YOUR TASK
Of the entries below, copy only those lines that contain the word "Learning".

Stored records:
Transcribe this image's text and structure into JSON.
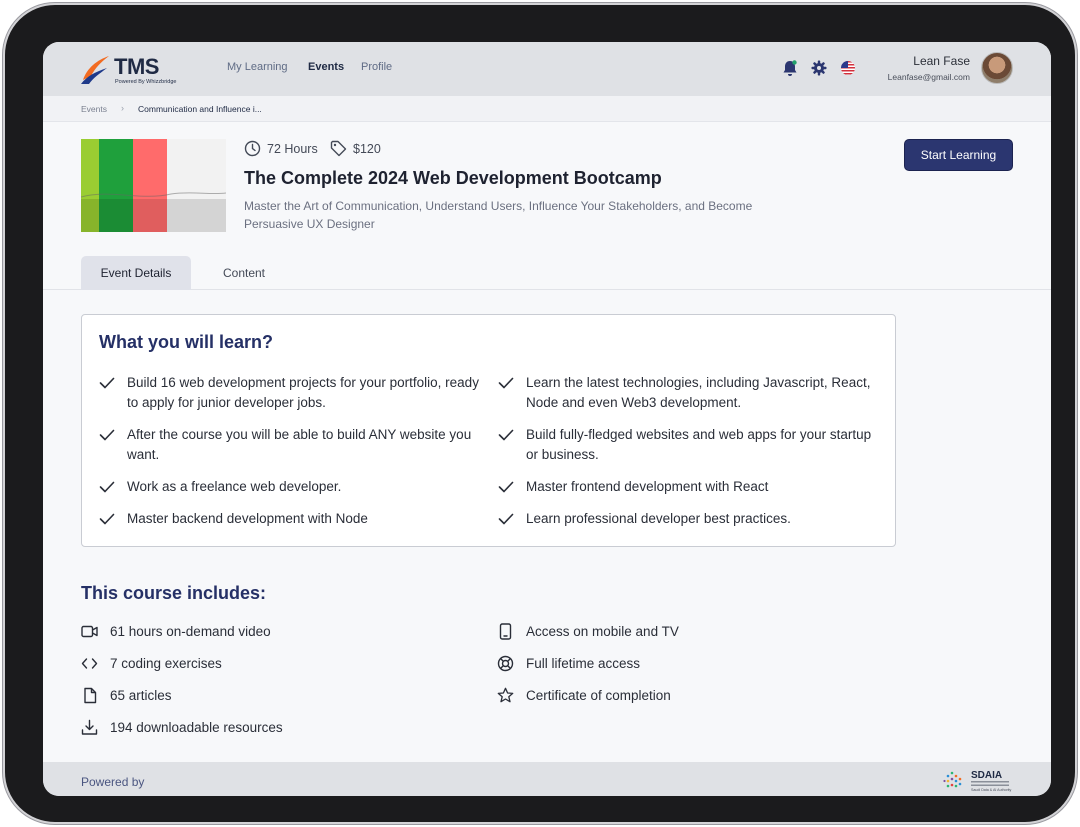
{
  "app": {
    "logo_text": "TMS",
    "logo_sub": "Powered By Whizzbridge"
  },
  "nav": {
    "items": [
      {
        "label": "My Learning"
      },
      {
        "label": "Events"
      },
      {
        "label": "Profile"
      }
    ],
    "active": "Events"
  },
  "user": {
    "name": "Lean Fase",
    "email": "Leanfase@gmail.com"
  },
  "breadcrumb": {
    "items": [
      "Events",
      "Communication and Influence i..."
    ]
  },
  "course": {
    "duration": "72 Hours",
    "price": "$120",
    "title": "The Complete 2024 Web Development Bootcamp",
    "subtitle": "Master the Art of Communication, Understand Users, Influence Your Stakeholders, and Become Persuasive UX Designer",
    "cta": "Start Learning"
  },
  "tabs": [
    {
      "label": "Event Details"
    },
    {
      "label": "Content"
    }
  ],
  "learn": {
    "title": "What you will learn?",
    "items": [
      "Build 16 web development projects for your portfolio, ready to apply for junior developer jobs.",
      "Learn the latest technologies, including Javascript, React, Node and even Web3 development.",
      "After the course you will be able to build ANY website you want.",
      "Build fully-fledged websites and web apps for your startup or business.",
      "Work as a freelance web developer.",
      "Master frontend development with React",
      "Master backend development with Node",
      "Learn professional developer best practices."
    ]
  },
  "includes": {
    "title": "This course includes:",
    "items": [
      {
        "label": "61 hours on-demand video",
        "icon": "video-icon"
      },
      {
        "label": "Access on mobile and TV",
        "icon": "mobile-icon"
      },
      {
        "label": "7 coding exercises",
        "icon": "code-icon"
      },
      {
        "label": "Full lifetime access",
        "icon": "lifebuoy-icon"
      },
      {
        "label": "65 articles",
        "icon": "file-icon"
      },
      {
        "label": "Certificate of completion",
        "icon": "star-icon"
      },
      {
        "label": "194 downloadable resources",
        "icon": "download-icon"
      }
    ]
  },
  "footer": {
    "powered_by": "Powered by",
    "partner_logo_text": "SDAIA",
    "partner_logo_sub": "Saudi Data & AI Authority"
  },
  "colors": {
    "primary": "#2b3670",
    "heading": "#253066",
    "topbar": "#dfe1e5",
    "notification": "#22a06b"
  }
}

WRITTEN SOLUTION
        "label": "My Learning"
    "cta": "Start Learning"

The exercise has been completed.